As you probably already know, right-wing commentators had a complete and utter meltdown over Coca-Cola’s “America the Beautiful” ad during the Super Bowl. Along with complaints that the ad featured eight different languages, several pundits criticized the inclusion of same-sex parents.
Peter LaBarbera of Americans For Truth About Homosexuality was among them, complaining that Coca-Cola is trying to “pander to the ‘Gay’ Lobby” in its attempt to have Americans “conditition to accept sexual perversion as normal.”
"Coke's Super Bowl ad is only the latest step in the escalating government-corporate campaign to normalize homosexuality in the culture,” said Peter LaBarbera, president of Americans for Truth About Homosexuality.
“Americans are being conditioned to accept sexual perversion as normal and good, and there is some big corporate money behind it,” LaBarbera told LifeSiteNews. “It's sad that families can't even watch the Super Bowl anymore without having their faith undermined.”
“Common sense, reason, and centuries of Judeo-Christian history tell us that it is best for children to have a mom and a dad. This is what responsible companies should celebrate,” LaBarbera told LifeSiteNews. “Yet instead Coke chose to pander to the 'Gay' Lobby by honoring homosexual parenting – in this case a household that intentionally denies children a mother.”
LaBarbera said there was one solution to cultural messages promoting any kind of sexual immorality. “Parents must take proactive steps to explain to their children why biblical morality is preferable to an ideology and lifestyle that celebrates sexual sin in the name of 'diversity,'” he said.
Showcasing homosexuals alongside ethnic minorities places those who object on the defensive against charges they are “racist,” he said.
This is rather awkward since evidently LaBarbera and the other anti-gay activists trashing the Coca-Cola ad might want to do some research into the author of “America the Beautiful,” Katherine Lee Bates:

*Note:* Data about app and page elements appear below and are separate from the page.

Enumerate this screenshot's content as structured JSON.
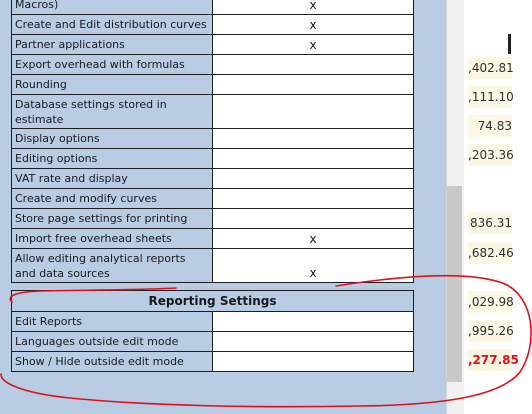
{
  "main_table": {
    "rows": [
      {
        "label": "Macros)",
        "mark": "x"
      },
      {
        "label": "Create and Edit distribution curves",
        "mark": "x"
      },
      {
        "label": "Partner applications",
        "mark": "x"
      },
      {
        "label": "Export overhead with formulas",
        "mark": ""
      },
      {
        "label": "Rounding",
        "mark": ""
      },
      {
        "label": "Database settings stored in estimate",
        "mark": ""
      },
      {
        "label": "Display options",
        "mark": ""
      },
      {
        "label": "Editing options",
        "mark": ""
      },
      {
        "label": "VAT rate and display",
        "mark": ""
      },
      {
        "label": "Create and modify curves",
        "mark": ""
      },
      {
        "label": "Store page settings for printing",
        "mark": ""
      },
      {
        "label": "Import free overhead sheets",
        "mark": "x"
      },
      {
        "label": "Allow editing analytical reports and data sources",
        "mark": "x"
      }
    ]
  },
  "reporting": {
    "header": "Reporting Settings",
    "rows": [
      {
        "label": "Edit Reports",
        "mark": ""
      },
      {
        "label": "Languages outside edit mode",
        "mark": ""
      },
      {
        "label": "Show / Hide outside edit mode",
        "mark": ""
      }
    ]
  },
  "right_values": [
    {
      "text": ",402.81",
      "red": false
    },
    {
      "text": ",111.10",
      "red": false
    },
    {
      "text": "74.83",
      "red": false
    },
    {
      "text": ",203.36",
      "red": false
    },
    {
      "text": "836.31",
      "red": false
    },
    {
      "text": ",682.46",
      "red": false
    },
    {
      "text": ",029.98",
      "red": false
    },
    {
      "text": ",995.26",
      "red": false
    },
    {
      "text": ",277.85",
      "red": true
    }
  ],
  "colors": {
    "cell_blue": "#b8cde4",
    "annotation_red": "#e0101a",
    "value_bg": "#fbf7e3"
  }
}
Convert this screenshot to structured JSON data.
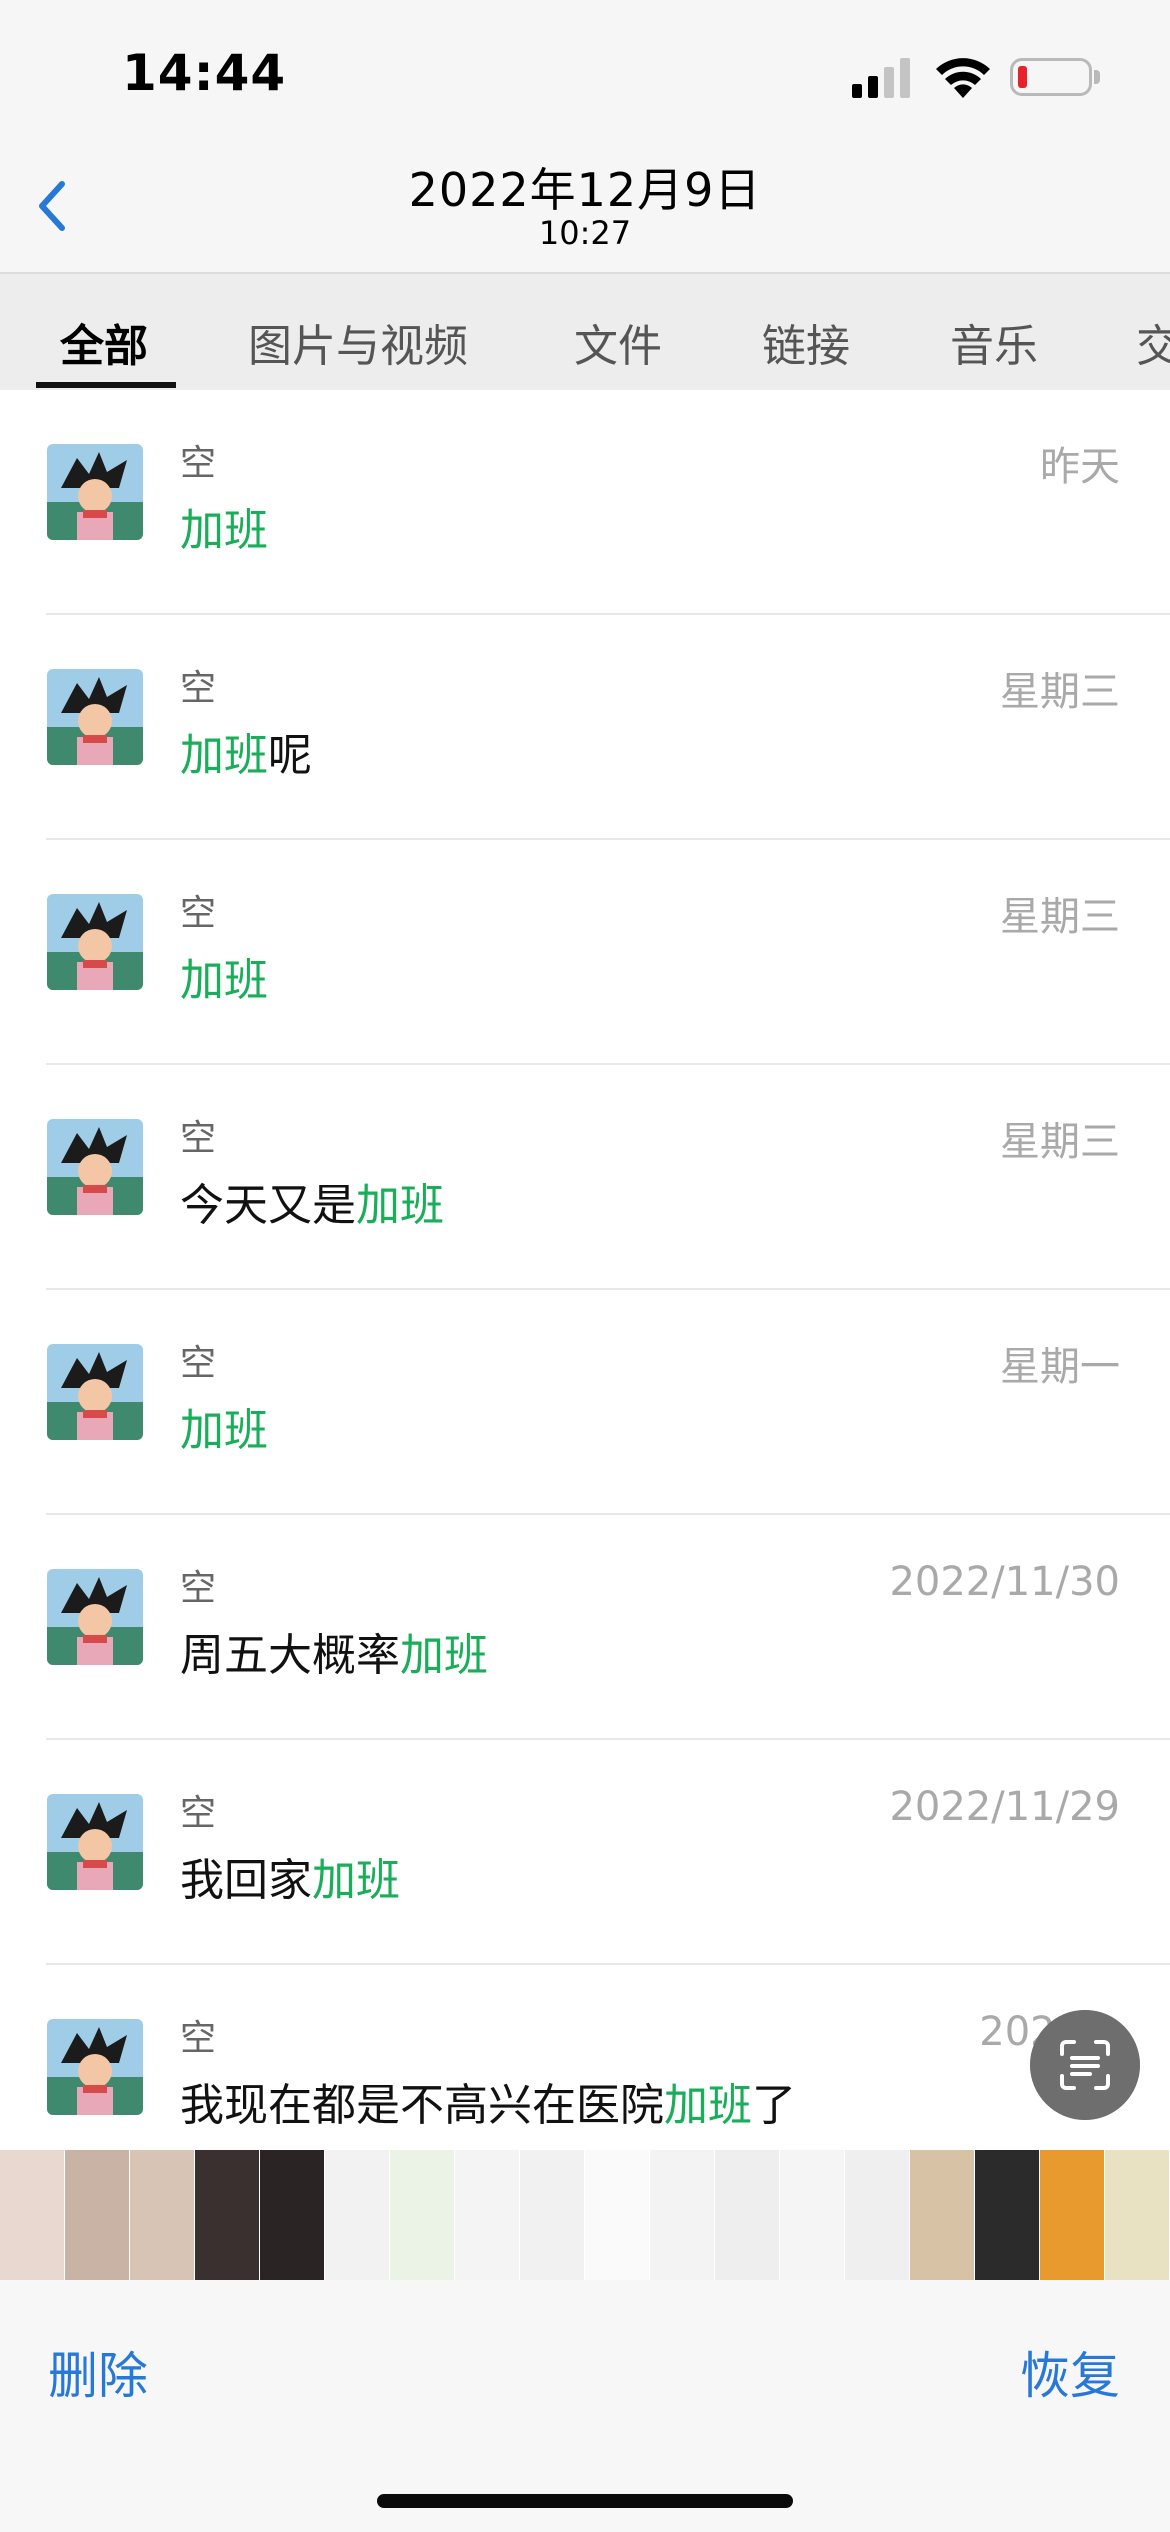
{
  "status": {
    "time": "14:44",
    "battery_color": "#e8222a"
  },
  "nav": {
    "title": "2022年12月9日",
    "subtitle": "10:27",
    "back_icon": "chevron-left-icon"
  },
  "tabs": [
    {
      "label": "全部",
      "active": true
    },
    {
      "label": "图片与视频",
      "active": false
    },
    {
      "label": "文件",
      "active": false
    },
    {
      "label": "链接",
      "active": false
    },
    {
      "label": "音乐",
      "active": false
    },
    {
      "label": "交",
      "active": false
    }
  ],
  "results": [
    {
      "sender": "空",
      "date": "昨天",
      "pre": "",
      "keyword": "加班",
      "post": ""
    },
    {
      "sender": "空",
      "date": "星期三",
      "pre": "",
      "keyword": "加班",
      "post": "呢"
    },
    {
      "sender": "空",
      "date": "星期三",
      "pre": "",
      "keyword": "加班",
      "post": ""
    },
    {
      "sender": "空",
      "date": "星期三",
      "pre": "今天又是",
      "keyword": "加班",
      "post": ""
    },
    {
      "sender": "空",
      "date": "星期一",
      "pre": "",
      "keyword": "加班",
      "post": ""
    },
    {
      "sender": "空",
      "date": "2022/11/30",
      "pre": "周五大概率",
      "keyword": "加班",
      "post": ""
    },
    {
      "sender": "空",
      "date": "2022/11/29",
      "pre": "我回家",
      "keyword": "加班",
      "post": ""
    },
    {
      "sender": "空",
      "date": "2022/1",
      "pre": "我现在都是不高兴在医院",
      "keyword": "加班",
      "post": "了"
    }
  ],
  "scan_icon": "scan-text-icon",
  "thumb_colors": [
    "#e9d8cf",
    "#c9b3a4",
    "#d8c4b5",
    "#3a3030",
    "#2a2424",
    "#f2f2f2",
    "#eaf3e6",
    "#f4f4f4",
    "#f1f1f1",
    "#fafafa",
    "#f3f3f3",
    "#eeeeee",
    "#f5f5f5",
    "#efefef",
    "#d7c2a6",
    "#2b2b2b",
    "#e99a2e",
    "#e8e1c2",
    "#f1e2ee",
    "#fafafa",
    "#f6f6f6",
    "#f4f4f4"
  ],
  "toolbar": {
    "delete_label": "删除",
    "restore_label": "恢复",
    "accent": "#2878d7"
  },
  "colors": {
    "highlight": "#1aad5a"
  }
}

The author of this iconic anthem of American patriotism was Katherine Lee Bates. In a brilliant lampoon of the backlash against the Coke commercial, Stephen Colbert pointed out that Bates was a lesbian. He could also have added that she was also a Christian socialist and an ardent foe of American imperialism.
Bates (1859-1929), a well-respected poet and professor of English at Wellesley College, was part of progressive reform circles in the Boston area, concerned about labor rights, urban slums and women's suffrage.
For decades Bates lived with and loved her Wellesley colleague Katharine Coman, founder of the college's economics department, who authored The History of Contract Labor in the Hawaiian Islands and The Economic History of the Far West. Coman was also a poet. She and Bates jointly wrote English History as Taught by English Poets.
Although they lived together for 25 years in what was then called a "Boston Marriage," they could not publicly acknowledge their intimate relationship. When Coman died, however, Bates published Yellow Clover: A Book of Remembrance that celebrated their love and their involvement in the radical and social reform movements of their day.
Were Bates and Coman alive today, they would probably have taken advantage of Massachusetts' law allowing same-sex couples to marry -- a law that folks like Limbaugh find appalling.
Bates' circle of reformers and radicals -- including union activists, feminists, and housing crusaders -- were strong advocates for immigrants. Bates and Coman volunteered at Denison House, a Boston settlement house that worked to improve the lives of immigrants who lived in Boston's slums and worked in its sweatshops. Denison House was founded by their Wellesley colleague Vida Scudder, another radical socialist, feminist, and lesbian. It was modeled on Hull House, founded by Jane Addams in Chicago.